*** Opening Data in this exercise ***

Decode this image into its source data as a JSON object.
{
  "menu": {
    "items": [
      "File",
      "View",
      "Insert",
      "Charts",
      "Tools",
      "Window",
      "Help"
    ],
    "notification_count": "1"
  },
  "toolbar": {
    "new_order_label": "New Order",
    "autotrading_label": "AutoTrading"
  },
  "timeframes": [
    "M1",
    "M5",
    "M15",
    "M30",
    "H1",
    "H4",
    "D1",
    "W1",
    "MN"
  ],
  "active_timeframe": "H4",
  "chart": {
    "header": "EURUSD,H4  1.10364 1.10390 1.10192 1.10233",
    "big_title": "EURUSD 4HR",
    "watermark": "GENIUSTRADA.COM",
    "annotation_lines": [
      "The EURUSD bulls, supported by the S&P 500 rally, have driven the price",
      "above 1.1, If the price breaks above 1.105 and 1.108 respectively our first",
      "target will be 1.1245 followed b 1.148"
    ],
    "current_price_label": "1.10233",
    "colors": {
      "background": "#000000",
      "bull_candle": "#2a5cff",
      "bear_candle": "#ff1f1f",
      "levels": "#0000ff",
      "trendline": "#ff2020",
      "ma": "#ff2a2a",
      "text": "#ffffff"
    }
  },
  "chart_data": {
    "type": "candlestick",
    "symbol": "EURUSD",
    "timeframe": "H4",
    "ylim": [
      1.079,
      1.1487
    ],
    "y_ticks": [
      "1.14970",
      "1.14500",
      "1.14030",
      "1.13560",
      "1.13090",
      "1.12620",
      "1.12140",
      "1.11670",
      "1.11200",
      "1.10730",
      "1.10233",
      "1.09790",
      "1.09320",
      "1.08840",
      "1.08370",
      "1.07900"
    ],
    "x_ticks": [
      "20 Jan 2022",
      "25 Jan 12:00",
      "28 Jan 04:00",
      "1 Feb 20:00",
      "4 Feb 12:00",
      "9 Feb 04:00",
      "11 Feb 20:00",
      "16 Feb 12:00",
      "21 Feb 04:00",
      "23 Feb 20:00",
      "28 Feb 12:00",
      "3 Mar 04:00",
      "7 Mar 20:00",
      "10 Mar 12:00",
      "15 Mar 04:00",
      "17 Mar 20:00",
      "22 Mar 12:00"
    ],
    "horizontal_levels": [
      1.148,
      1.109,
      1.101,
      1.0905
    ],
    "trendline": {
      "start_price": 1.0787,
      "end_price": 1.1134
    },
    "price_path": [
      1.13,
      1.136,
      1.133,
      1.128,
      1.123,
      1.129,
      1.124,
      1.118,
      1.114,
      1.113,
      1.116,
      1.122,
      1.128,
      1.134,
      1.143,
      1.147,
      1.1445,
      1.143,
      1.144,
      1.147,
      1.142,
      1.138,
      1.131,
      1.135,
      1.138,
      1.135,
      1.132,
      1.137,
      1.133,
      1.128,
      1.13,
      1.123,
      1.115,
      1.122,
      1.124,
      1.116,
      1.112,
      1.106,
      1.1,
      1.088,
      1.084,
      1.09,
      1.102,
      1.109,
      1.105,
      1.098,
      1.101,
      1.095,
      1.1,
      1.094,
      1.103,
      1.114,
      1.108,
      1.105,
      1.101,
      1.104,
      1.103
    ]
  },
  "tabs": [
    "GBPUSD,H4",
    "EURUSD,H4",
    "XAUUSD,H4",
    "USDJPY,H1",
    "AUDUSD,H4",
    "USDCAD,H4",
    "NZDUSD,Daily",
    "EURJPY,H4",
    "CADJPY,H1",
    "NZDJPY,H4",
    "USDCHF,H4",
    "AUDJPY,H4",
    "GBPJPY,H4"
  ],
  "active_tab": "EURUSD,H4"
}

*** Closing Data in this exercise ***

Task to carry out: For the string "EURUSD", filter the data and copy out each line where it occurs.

Result:
    "header": "EURUSD,H4  1.10364 1.10390 1.10192 1.10233",
    "big_title": "EURUSD 4HR",
      "The EURUSD bulls, supported by the S&P 500 rally, have driven the price",
    "symbol": "EURUSD",
    "EURUSD,H4",
  "active_tab": "EURUSD,H4"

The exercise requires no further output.